Jobseekers may have noticed that job boards and the traditional resume just aren't cutting it these days. Recruiters and employers are choosing to post jobs online at sites such as LinkedIn and Craigslist. The online option has become a cheaper alternative to the job boards because they are free.
Recruiters and employers have also become more tech-savvy and whizzes at social networking. The traditional resume is no longer the first impression. By the time a recruiter or employer sees it they may have already Googled the jobseeker's name and/or looked them up on LinkedIn and Facebook in search of their online profile.
Most likely, this impromptu background check occurred on their mobile phone. Welcome to the digital age. Here's a look at four of the latest job searching trends and ways you can leverage your search. (Learn more about trends in getting hired, read 10 Resume Red Flags.)
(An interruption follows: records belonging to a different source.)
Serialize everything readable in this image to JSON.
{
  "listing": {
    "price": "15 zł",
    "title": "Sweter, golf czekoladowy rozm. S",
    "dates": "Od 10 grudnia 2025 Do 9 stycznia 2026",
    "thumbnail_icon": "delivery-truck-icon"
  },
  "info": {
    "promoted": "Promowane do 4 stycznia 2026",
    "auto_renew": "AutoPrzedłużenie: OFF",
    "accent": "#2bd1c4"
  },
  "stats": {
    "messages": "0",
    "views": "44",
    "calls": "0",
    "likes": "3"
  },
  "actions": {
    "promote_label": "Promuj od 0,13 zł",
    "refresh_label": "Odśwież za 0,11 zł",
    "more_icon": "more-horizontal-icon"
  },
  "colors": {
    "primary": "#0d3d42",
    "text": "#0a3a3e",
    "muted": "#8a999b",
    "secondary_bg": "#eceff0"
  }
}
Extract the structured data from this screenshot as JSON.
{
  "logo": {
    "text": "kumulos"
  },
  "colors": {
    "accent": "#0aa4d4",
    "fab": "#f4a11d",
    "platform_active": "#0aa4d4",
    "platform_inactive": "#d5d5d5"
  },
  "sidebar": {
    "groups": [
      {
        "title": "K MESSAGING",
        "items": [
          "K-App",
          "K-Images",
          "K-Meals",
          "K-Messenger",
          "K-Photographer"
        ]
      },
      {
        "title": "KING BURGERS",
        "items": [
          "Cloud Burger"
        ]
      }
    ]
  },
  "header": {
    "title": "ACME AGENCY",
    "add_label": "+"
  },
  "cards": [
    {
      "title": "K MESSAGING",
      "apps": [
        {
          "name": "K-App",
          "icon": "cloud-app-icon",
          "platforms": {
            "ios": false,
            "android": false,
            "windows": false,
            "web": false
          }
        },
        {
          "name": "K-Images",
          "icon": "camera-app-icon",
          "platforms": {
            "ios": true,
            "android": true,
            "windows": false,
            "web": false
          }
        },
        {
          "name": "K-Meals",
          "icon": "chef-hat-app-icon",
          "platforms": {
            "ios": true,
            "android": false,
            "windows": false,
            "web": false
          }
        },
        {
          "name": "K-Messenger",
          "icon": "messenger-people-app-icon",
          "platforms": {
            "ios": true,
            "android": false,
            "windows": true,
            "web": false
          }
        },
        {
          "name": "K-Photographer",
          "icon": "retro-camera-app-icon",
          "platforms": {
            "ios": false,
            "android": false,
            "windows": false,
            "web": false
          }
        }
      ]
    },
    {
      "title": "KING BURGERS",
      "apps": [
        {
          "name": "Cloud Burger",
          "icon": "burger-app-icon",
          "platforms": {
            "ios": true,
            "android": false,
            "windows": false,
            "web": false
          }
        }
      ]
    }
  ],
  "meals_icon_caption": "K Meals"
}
Social Networking Sites
If you don't have a profile on a social networking site, you will need one. The sites have been the new hunting ground for job candidates.
Jobseekers can use social networking sites to showcase their skills. For instance, LinkedIn, a professional networking site, allows users to build an online profile that includes resumes, a recommendation and references. It also provides applications. Facebook has "Professional Profile" which allows you to upload your resume or import your LinkedIn profile and recommendations. Jobseekers on Facebook can also set up an advertising page to sell their skills.
The sites can help you learn about a company and stay current with its activities by following updates on Twitter and Facebook. They also enhance your ability to make connections. Since employers and recruiters are slowly moving away from job boards, the boards can be used as a resource. Author Dan Schawbel of "Personal Branding Blog" advises jobseekers to find the job of interest on the board and then go to the social networking site to locate a hiring manager or a person who may work at the company.
No longer do you have to sit behind a computer scouring job boards, the job search has now become mobile. Smartphones, such as Palm Pre, Google Nexus One, the iPhone and the Blackberry have made it easier to access the web while running errands and receive emails from job prospects, and either conduct a search or follow your company of interest on a social networking site. Most importantly, these phones provide apps. Apps, such as CareerBuilder.com and Craigster on the iPhone, streamline your job search by helping to track job listings and they create or enhance networking opportunities.
No time for an internet search? Another option is podcasts. The audio file can be downloaded to your computer or onto your mobile. Recruiters are using these for audio presentations on topics such as preparing a resume, interviewing tips, description of careers.
Employers are "jobcasting." They are using podcasts to advertise positions at the company and are offering interviews from current employees.
Jobseekers can use podcast to help build their personal brand. They can include their 30-second elevator pitch. They can also further expand upon their accomplishments and skills by describing projects that they would like to work on and what they can add to the project, projects they are currently working on, and projects that have been successfully completed.
Creating and starting your own blog allows you to share your expertise in your job industry. Job seekers can provide analysis on trends and further expand upon your accomplishments and skills listed in their traditional resume.
Reading blogs from companies of interest keeps jobseekers current on their activities and provides insight about the companies' culture.
Career-related blogs - such as Monster, Jibber Jobber and Personal Branding Blog - help with job leads, provide inspiring stories and give advice describing ways to conduct the job hunt and/or keep your job.
Employers and recruiters are looking for a virtual portfolio in 2010. As a jobseeker, having an online presence is a must. These online platforms allow jobseekers to stay informed about their companies of interest, the job-search, and the platforms provide a means to build their brand and advertise their skills and accomplishments. (Learn more about job-hunting, read Sell Your Skills, Not Your Degree.)